While many radio stations are flexible in terms of structure and topics covered, in general, most have predefined themes or goals so they always stay on point.
For example, you could run a breakfast talk show focusing on world news which would appeal to a broad audience – Alternatively you could run a show on local news, which would be for a defined audience. Shows can be as broad or as specific as you want as long as there’s an overall theme or goal.
Topics you could choose to talk about could be anything from news and current events; educational topics like history or science; political commentary; sports; advice; music; satire; and much more. Set targets to work with so your shows have purpose and direction.
Although the themes, goals, and topics that you choose could come from a wide array of subjects or interests, make sure that these make sense in the context of your show or station. Having a discussion about the latest political news in between playing the latest chart hits may not provide the correct tone for your radio show.
Make sure that the topics you choose relate to your other content and the overall tone of your station. It’s all well and good building shows around topics, but you need to know your audience first before you can really get down to the hard work of actually writing your content.
Get To Know Your Listeners
We’ve all been there when someone starts talking about a topic we don’t really know or even care about. Immediately we disengage, that’s why before you do anything else it’s important to really understand your audience.
Knowing your listeners is the easiest way to guarantee that you pick topics that they can relate to, so how do you really get to know them?
The best place to start is research, so try:
Analytics: Human Rights Radio & Television has built-in stats so you can find out the important things like listener locations, devices connected, and much more.
Opinion Polls: Ask questions using tools like Google surveys and SurveyMonkey.
Social Media: Use Facebook groups and Twitter lists to gather info about your audience and what they’re currently talking about.
Knowing your listenership is vital in choosing topics for your radio shows. By understanding who listens to you and your show, you can carve a niche or market for your station. This, in turn, could result in gaining more listeners as we explain in more to come blog post about gaining more listeners.
Often the best way to pick a subject is to look at current events by checking newspaper headlines or trending topics on the web. You can easily track what’s going on in the world using Google news alerts or by following news agencies on Twitter, to name just a few.
Whatever trending topics you choose, be sure they’re relevant and on point with your station’s output – For example, if you’re a rock station talking about the latest pop hits then that might be the best fit. Talking about a Presidential election in between pop hits may be out of character, compared to the latest celebrity news for example.

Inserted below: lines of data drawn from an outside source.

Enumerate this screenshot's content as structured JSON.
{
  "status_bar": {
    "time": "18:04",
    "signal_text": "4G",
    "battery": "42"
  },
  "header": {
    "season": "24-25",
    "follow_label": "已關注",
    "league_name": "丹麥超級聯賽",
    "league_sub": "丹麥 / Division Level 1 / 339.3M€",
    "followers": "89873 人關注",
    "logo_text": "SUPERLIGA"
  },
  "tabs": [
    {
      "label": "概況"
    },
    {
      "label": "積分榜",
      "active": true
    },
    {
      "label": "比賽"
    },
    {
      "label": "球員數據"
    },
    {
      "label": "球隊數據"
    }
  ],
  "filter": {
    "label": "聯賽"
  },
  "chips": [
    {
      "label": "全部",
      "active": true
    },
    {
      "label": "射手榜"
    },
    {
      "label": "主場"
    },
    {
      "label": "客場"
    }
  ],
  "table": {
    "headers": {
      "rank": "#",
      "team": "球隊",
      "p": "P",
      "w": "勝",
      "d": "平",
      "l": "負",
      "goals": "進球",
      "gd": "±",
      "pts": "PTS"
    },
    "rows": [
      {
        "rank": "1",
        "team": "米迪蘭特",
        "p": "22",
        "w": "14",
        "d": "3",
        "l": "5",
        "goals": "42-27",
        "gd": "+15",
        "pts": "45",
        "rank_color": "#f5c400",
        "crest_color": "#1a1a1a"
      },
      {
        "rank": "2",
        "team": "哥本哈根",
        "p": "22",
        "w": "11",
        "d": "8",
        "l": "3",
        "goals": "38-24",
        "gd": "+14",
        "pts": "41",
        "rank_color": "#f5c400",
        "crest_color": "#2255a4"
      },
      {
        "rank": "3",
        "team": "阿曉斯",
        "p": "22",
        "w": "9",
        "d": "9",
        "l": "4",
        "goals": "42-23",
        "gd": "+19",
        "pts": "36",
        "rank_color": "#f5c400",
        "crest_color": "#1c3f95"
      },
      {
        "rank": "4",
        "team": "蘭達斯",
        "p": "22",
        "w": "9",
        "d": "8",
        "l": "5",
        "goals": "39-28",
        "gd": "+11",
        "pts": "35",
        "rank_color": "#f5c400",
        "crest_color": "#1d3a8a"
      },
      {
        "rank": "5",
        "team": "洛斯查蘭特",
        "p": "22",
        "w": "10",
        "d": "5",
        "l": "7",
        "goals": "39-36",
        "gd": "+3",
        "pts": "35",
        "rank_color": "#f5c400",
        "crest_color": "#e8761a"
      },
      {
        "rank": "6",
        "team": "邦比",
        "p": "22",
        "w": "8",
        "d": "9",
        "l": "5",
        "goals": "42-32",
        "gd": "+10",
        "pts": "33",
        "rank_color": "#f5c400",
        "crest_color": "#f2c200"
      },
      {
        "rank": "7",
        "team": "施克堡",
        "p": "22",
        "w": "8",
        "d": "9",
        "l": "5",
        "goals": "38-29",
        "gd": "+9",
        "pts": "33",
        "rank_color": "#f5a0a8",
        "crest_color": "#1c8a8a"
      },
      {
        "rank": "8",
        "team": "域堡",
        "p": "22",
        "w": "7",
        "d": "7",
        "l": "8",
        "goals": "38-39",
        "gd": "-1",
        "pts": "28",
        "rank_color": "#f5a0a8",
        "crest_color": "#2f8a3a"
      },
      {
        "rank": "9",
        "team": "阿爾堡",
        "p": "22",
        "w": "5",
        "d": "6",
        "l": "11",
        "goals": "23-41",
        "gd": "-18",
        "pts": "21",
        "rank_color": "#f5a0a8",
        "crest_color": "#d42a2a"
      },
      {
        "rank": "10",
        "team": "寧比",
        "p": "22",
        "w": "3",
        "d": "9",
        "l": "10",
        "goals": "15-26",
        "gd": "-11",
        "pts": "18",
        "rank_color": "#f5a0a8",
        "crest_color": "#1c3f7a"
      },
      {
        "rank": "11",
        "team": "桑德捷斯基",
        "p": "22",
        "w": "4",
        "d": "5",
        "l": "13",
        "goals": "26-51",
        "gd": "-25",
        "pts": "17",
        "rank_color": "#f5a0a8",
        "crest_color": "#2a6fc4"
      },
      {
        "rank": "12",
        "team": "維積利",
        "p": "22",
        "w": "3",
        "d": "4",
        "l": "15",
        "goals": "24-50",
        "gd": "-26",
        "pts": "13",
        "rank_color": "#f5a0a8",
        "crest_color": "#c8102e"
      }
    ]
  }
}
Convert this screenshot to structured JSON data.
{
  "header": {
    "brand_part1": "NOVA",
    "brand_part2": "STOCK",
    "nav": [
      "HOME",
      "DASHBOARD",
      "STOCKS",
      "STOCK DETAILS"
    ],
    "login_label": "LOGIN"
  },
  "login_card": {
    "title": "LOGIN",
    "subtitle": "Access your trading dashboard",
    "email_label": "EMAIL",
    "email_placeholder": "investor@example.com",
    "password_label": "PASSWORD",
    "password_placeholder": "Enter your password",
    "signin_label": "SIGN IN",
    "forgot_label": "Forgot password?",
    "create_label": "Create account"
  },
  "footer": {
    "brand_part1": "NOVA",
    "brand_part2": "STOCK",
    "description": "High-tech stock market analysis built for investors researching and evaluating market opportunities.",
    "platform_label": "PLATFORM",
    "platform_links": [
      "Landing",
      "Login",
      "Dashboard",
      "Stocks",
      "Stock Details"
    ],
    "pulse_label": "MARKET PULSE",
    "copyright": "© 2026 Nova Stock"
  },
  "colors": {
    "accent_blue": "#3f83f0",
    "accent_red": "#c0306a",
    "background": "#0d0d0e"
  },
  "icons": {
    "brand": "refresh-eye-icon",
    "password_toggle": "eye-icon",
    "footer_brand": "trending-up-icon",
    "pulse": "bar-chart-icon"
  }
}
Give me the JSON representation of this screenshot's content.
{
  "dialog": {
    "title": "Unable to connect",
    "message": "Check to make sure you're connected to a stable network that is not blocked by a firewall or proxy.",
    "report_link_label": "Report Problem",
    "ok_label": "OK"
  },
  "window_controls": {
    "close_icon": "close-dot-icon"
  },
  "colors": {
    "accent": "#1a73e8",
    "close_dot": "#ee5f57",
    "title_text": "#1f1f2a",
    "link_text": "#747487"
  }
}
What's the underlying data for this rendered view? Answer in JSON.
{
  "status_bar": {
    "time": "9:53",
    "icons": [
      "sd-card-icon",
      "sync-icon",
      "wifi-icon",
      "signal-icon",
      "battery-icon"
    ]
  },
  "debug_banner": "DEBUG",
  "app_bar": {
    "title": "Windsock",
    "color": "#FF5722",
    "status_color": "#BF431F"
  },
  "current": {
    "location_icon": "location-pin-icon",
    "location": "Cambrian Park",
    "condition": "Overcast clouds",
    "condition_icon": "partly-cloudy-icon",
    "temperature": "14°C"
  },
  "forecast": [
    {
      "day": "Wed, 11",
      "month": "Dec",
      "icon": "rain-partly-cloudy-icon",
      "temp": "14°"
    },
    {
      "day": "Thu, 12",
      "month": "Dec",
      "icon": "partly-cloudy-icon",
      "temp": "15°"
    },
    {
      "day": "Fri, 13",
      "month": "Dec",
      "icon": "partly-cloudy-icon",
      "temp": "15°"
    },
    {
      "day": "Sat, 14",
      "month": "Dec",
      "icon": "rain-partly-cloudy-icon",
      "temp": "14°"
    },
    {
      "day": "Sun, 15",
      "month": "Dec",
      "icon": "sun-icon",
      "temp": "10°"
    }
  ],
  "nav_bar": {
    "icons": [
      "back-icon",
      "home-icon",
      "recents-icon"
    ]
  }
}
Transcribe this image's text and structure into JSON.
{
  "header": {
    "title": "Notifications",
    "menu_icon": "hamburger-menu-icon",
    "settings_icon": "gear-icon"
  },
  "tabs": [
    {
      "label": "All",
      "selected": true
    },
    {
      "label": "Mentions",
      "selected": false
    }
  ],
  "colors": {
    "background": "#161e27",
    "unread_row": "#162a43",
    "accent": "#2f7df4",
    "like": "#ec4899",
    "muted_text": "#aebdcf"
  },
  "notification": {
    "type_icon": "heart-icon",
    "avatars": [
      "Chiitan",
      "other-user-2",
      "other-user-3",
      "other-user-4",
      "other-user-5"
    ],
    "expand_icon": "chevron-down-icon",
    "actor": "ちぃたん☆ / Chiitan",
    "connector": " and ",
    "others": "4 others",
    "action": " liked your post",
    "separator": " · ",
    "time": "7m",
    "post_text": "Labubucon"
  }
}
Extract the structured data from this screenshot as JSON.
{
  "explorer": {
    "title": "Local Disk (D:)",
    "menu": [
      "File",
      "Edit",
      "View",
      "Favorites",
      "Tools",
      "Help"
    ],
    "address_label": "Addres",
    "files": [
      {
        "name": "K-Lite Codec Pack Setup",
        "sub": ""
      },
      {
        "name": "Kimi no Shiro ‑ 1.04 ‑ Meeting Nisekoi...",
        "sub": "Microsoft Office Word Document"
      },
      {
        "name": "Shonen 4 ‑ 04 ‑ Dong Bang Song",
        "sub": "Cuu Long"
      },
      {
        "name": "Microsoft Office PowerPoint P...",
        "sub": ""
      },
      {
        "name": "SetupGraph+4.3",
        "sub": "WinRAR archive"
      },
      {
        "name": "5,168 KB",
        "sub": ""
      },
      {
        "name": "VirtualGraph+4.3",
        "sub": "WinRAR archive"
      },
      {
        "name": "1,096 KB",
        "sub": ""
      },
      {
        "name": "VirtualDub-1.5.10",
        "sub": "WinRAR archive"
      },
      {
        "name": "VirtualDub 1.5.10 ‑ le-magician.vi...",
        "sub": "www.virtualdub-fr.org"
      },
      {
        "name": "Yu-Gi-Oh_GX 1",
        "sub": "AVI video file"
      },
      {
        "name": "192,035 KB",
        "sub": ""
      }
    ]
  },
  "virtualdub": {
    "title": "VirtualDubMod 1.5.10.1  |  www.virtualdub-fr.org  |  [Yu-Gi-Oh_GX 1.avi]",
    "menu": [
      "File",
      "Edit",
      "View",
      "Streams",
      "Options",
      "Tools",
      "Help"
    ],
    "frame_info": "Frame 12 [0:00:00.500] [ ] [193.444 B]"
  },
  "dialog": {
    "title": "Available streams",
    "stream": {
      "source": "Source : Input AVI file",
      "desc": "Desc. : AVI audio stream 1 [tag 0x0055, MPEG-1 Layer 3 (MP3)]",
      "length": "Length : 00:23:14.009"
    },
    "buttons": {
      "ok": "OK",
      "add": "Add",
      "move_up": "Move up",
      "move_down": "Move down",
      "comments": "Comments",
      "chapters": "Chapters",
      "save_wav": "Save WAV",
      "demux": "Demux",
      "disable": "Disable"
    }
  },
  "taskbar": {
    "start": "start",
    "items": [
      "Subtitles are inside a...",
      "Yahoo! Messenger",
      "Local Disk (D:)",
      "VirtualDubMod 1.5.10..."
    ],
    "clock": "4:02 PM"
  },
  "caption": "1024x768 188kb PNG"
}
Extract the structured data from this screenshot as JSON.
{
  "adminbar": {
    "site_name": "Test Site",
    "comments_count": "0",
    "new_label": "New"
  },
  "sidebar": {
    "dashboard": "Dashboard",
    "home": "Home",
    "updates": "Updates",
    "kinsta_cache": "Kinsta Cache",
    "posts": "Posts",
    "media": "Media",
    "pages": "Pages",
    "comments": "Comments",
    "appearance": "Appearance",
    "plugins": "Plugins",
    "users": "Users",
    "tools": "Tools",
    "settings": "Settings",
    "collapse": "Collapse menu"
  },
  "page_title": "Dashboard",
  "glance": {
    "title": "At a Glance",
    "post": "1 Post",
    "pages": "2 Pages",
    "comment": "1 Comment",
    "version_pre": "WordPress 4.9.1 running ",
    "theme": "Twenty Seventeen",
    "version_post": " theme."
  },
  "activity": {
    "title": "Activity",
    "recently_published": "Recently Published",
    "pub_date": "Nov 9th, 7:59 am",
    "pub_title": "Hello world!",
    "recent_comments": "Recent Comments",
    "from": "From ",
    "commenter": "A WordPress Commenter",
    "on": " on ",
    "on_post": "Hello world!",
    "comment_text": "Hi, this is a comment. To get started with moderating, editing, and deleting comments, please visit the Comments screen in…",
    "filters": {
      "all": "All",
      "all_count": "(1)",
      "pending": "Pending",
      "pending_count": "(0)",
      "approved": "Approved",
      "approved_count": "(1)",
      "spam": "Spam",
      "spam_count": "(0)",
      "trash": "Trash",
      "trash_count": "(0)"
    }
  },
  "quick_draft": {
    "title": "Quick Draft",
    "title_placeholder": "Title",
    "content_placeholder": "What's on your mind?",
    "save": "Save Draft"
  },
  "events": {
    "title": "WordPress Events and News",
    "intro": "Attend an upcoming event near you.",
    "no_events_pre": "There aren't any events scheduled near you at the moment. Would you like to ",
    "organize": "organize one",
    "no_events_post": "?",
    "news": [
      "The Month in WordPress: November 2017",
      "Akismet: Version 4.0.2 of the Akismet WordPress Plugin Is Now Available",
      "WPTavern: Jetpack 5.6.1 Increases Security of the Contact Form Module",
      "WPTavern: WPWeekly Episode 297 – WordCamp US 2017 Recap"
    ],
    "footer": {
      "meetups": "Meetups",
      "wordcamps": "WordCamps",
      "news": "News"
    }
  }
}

The internet is a powerful tool for sourcing content, but it is important to filter out the irrelevant stuff that doesn’t add to your show or station’s output.
Having a fresh perspective on things can really shake up your shows, that’s why guests are a good way of encouraging discussion and debate amongst your listeners.
If you are following us @ Human Rights Radio & Television, you will agree with me that we are #1 in bringing in new people on board to freshen up our shows.
Whether it is interviews with guests or phone-ins with listeners, other points of views provide interesting avenues of conversation which actually make it easier as you only need to present a loose topic and then respond with follow up questions.
It’s also super simple to take live callers on air as you can use software like Skype or your phone to record audio, as shown below.
Guests, whether they are celebrities or experts on the topic you’re talking about, can add real credibility and authority to your station. For example, no matter what genre your station is devoted to, interviewing well known or even local bands, artists, or experts will drive traffic to your station.
Celebrity star power or the addition of experts like this has such a big influence on listeners and opens up loads of talking points as they have a wealth of knowledge and experience to discuss.
Whatever topics you decide to choose, keep in mind your audience and what they want. Hopefully, this has given you some food for thought and good starting points on the road to creating some awesome radio shows!
What to Do With All These Topics & Content
Once you have assembled all your topics for your radio show, it’s a great idea to plan them out.
One of the most tried and tested ways to do this is to create a show clock. It’s essentially a pie chart with all the elements of your show mapped out hour by hour. You can break down the chart to have news at the top of the hour; songs throughout and what features you want to broadcast at specific times.
By organising your topics and content with a show clock, you can give your show a rigid structure that helps you sound more professional. Styles of radio differ greatly: some people like to prepare and some like to improvise. However, a show clock is a great way to disciplining your output and making your content more engaging for your listener.